I could be wrong. It’s happened before, and I would love nothing more than to be wrong about this. I don’t cheer for Mr. Trump to fail because, in so doing, I would be cheering for the suffering of the real underdogs in this scenario--my brothers and sisters across this country and around the world who are electing right-wing populist candidates in hopes that they will finally be represented by someone who truly understands their plight of living paycheck-to-paycheck and even then not really getting by. I get it. As a public school teacher supporting a family of four, I’m right there with you.
As a public school teacher, I’m also unwilling to accept any more finger-pointing about why things can’t get done. You see, an essential part of my growth-mindset as a teacher is that I attempt to maintain an open mind about which learning strategies will work in the classroom. I’m willing to try almost anything if it will help my students learn more efficiently than they did before. If you show me a teacher who is unwilling to try new things, then I’ll show you a teacher who probably needs to find something else to do. My open mind helps me be willing to allow the Republicans to remind Americans how they govern. I enter my classroom every morning with a smile on my face and determined to do an excellent job because, in theory, I only have 200 days to work miracles (and if you don’t think that learning is a miraculous endeavor, then you haven’t studied the psychology behind it). Teachers fight against a constantly changing, pro-privatization landscape--where lobbyists ensure that the cards are stacked against us--and where we stare in the face of increasingly high expectations to reach every child and motivate them to learn, whether they want to learn something that day or not. Yet, public school teachers across this state yield superb results year after year. We are driven to teach the students who are in front of us and we understand that making excuses is an exercise in futility.
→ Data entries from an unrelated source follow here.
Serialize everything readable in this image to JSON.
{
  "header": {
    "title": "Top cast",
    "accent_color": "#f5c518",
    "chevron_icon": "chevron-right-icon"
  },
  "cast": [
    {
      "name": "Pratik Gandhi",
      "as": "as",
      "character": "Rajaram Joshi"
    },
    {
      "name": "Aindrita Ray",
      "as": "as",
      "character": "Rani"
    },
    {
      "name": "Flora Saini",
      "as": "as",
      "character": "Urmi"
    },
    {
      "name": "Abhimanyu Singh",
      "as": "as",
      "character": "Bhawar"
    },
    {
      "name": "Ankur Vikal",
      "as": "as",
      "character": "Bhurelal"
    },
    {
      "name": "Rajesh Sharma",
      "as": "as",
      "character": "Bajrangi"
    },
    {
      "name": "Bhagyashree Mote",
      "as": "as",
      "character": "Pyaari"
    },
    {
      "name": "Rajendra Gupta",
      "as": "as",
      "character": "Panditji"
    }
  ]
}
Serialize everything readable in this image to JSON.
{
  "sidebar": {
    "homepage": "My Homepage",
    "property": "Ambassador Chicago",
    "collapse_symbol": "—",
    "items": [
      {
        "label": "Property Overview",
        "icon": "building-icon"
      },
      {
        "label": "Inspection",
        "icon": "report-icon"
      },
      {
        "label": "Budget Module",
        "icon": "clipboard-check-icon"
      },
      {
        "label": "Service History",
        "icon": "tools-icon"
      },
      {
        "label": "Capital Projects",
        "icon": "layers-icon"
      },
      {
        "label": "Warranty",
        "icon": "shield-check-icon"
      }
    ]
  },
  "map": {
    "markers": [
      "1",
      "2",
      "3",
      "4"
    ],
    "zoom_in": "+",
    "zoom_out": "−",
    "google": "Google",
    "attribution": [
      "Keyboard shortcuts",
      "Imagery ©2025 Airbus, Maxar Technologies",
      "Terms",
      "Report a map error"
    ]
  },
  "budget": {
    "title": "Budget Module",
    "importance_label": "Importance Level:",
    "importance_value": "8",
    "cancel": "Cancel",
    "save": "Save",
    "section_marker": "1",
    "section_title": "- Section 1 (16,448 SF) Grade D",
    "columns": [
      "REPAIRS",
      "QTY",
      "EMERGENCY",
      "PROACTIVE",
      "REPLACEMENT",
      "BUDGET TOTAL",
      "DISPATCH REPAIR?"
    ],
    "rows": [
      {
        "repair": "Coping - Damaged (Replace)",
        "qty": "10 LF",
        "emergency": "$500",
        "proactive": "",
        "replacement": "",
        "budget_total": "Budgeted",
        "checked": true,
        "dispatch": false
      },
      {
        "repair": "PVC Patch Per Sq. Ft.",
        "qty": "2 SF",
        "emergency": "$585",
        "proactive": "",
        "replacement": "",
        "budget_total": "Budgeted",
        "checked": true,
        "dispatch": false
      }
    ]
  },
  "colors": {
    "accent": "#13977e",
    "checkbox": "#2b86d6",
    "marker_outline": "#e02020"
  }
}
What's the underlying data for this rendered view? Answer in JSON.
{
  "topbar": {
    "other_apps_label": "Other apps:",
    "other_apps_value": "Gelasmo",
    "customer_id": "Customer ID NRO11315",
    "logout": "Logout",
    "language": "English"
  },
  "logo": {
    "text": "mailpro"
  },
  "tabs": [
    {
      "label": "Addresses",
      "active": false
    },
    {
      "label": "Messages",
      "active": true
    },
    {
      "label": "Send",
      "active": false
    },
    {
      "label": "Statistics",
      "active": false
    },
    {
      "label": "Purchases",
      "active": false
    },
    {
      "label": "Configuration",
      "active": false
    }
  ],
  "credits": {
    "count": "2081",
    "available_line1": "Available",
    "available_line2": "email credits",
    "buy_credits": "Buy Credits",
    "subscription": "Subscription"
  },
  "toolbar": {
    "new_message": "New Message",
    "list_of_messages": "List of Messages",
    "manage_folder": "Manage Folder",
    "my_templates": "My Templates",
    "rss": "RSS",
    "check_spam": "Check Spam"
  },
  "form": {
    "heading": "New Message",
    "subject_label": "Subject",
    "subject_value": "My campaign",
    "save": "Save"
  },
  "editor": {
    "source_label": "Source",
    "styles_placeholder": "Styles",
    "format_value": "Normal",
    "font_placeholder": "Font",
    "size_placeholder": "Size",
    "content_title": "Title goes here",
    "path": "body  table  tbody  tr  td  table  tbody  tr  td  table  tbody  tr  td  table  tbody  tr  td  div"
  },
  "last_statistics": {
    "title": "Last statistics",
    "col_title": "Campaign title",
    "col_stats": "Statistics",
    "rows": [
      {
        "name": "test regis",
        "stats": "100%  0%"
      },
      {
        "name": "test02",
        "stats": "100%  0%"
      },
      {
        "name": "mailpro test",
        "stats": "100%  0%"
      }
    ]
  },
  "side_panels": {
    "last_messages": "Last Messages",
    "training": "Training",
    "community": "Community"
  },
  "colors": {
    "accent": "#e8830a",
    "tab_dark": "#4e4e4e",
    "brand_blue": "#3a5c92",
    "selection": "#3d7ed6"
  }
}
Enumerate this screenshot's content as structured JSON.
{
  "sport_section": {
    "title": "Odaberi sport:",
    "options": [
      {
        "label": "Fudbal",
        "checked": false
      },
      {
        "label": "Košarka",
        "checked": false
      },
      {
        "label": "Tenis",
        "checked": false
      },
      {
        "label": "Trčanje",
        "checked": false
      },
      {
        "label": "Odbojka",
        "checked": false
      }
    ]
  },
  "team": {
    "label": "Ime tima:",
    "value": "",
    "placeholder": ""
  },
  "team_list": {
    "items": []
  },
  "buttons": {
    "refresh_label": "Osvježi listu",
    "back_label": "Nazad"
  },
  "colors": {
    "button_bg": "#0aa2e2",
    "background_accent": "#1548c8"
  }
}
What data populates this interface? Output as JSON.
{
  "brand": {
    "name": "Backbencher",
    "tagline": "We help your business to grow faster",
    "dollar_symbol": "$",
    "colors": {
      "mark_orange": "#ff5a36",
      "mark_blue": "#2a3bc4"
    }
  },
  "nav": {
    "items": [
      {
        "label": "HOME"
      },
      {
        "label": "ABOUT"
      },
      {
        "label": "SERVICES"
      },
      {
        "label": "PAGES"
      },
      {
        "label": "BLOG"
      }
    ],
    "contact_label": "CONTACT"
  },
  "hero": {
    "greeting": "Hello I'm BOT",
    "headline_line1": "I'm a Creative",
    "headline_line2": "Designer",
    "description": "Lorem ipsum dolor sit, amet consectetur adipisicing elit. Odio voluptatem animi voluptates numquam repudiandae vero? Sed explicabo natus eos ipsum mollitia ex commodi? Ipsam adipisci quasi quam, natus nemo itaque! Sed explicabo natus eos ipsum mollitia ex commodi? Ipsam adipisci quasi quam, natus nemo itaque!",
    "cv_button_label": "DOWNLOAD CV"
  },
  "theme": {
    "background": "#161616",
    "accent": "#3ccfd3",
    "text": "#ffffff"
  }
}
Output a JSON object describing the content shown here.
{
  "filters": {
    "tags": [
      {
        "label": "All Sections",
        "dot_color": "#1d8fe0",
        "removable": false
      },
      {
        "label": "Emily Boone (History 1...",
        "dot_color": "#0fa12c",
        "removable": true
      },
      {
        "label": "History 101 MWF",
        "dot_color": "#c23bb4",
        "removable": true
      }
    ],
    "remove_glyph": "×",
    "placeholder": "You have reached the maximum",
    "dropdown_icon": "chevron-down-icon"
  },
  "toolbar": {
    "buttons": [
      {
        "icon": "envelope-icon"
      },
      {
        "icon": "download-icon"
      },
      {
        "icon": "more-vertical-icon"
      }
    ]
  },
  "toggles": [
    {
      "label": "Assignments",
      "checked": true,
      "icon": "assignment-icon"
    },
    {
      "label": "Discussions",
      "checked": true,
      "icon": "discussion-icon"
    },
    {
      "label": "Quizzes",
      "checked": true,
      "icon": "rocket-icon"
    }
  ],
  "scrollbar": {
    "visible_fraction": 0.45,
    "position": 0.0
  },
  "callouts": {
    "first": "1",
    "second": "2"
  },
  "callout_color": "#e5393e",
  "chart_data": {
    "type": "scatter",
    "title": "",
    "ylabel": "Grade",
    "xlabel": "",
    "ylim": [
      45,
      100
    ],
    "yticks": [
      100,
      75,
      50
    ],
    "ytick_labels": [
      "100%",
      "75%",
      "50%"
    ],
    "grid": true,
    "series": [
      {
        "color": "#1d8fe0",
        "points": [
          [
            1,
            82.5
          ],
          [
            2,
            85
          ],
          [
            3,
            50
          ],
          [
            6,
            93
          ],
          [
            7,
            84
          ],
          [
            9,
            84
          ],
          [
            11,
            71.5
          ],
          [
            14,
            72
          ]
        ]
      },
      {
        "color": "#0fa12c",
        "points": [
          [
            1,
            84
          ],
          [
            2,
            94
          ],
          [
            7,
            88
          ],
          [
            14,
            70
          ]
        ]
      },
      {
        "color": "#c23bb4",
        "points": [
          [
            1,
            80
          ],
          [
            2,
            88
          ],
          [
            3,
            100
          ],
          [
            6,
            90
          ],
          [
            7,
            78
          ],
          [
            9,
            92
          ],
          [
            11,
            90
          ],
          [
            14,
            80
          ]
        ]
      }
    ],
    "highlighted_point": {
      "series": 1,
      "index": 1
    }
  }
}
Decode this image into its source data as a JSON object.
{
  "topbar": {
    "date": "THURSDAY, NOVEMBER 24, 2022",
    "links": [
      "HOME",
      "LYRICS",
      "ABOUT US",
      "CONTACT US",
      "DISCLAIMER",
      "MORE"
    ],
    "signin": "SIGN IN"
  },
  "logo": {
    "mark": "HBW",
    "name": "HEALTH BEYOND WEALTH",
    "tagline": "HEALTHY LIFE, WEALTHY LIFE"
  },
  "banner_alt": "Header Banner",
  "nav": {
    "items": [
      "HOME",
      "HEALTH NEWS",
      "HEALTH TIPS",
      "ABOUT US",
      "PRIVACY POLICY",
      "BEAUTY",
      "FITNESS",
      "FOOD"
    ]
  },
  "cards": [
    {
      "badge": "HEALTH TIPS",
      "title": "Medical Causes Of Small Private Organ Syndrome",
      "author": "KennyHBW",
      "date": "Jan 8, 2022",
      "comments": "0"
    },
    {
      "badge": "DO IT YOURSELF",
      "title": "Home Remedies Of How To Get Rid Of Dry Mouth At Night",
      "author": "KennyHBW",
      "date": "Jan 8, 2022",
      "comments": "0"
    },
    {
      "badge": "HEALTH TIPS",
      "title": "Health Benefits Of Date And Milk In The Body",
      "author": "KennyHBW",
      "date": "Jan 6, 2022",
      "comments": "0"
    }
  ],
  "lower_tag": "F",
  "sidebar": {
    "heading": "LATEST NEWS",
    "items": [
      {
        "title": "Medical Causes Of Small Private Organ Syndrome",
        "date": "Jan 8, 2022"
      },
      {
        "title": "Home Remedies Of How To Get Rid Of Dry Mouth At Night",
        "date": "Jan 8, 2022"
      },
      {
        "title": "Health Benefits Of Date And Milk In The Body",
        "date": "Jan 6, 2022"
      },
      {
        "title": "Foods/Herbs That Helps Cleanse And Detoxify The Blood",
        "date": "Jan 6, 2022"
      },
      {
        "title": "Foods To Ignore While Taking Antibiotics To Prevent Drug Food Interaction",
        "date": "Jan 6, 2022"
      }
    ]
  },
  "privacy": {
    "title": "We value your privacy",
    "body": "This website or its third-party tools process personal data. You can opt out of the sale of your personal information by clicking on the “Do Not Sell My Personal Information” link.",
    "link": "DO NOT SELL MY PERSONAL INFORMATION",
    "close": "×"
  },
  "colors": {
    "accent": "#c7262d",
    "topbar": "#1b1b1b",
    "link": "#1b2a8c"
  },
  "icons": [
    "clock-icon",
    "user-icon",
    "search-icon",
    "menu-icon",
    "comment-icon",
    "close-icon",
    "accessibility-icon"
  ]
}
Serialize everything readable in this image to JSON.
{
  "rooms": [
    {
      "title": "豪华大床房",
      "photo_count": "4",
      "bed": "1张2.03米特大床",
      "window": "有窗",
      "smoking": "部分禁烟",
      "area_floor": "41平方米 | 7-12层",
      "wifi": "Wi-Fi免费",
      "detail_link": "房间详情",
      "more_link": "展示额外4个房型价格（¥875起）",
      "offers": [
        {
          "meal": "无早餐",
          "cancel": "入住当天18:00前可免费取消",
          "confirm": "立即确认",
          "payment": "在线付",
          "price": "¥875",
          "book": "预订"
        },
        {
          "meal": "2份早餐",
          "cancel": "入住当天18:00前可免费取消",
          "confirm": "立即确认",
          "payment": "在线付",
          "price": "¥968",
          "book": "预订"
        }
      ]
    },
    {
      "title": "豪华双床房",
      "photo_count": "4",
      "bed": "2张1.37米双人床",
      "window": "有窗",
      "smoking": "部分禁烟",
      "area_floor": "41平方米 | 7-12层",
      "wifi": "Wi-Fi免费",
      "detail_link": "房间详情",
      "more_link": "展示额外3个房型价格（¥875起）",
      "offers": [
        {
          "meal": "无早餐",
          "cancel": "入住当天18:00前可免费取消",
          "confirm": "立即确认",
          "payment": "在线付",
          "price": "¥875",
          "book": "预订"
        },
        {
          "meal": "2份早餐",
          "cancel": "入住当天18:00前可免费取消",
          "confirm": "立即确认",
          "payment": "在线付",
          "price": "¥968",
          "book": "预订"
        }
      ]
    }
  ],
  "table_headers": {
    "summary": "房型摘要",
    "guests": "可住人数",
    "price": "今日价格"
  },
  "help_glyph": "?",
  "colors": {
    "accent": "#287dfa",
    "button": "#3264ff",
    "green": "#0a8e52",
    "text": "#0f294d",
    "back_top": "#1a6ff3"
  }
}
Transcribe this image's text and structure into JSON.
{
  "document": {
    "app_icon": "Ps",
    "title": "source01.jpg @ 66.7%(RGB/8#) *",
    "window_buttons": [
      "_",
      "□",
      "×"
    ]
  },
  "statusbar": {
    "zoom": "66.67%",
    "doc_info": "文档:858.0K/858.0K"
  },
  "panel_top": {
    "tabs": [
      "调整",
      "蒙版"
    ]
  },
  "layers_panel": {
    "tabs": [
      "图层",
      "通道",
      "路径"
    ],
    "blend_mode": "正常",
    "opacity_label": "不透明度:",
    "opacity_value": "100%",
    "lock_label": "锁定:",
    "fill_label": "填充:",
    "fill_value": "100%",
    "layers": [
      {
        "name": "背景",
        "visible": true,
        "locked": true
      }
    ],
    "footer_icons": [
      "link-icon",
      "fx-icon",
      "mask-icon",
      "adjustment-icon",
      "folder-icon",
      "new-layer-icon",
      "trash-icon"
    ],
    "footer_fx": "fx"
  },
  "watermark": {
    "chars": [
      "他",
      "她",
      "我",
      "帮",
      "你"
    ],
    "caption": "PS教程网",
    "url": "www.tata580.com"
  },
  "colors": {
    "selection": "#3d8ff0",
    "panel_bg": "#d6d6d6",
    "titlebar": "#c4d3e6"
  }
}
Likewise, the Republican Party fought hard to inherit a dysfunctional political system--part of which is their own obstructionist fault. They are now in charge of correcting what isn’t working. Doing so would require them to shore up division within their own party in a political era where “party leaders” are largely a relic of the past. As a concerned father of two beautiful daughters, and as a father in loco parentis of over 100 children every year, I will be intently watching their every move. Undoubtedly, the time will come when I will need to shift from father and educator to activist, and I hope that every citizen is willing to do the same. America loves a good underdog story, and there are no greater underdogs than our children.
Regardless of political affiliation, we all share the the desire to leave this world a better place for our kids than it was for us. We all want America to be great, and we must be willing to act and have our voices heard. In the words of President Obama in his farewell address: “All of this depends on our participation; on each of us accepting the responsibility of citizenship, regardless of which way the pendulum of power happens to be swinging. Our Constitution is a remarkable, beautiful gift. But it’s really just a piece of parchment. It has no power on its own. We, the people, give it power. We, the people, give it meaning — with our participation, and with the choices that we make and the alliances that we forge.”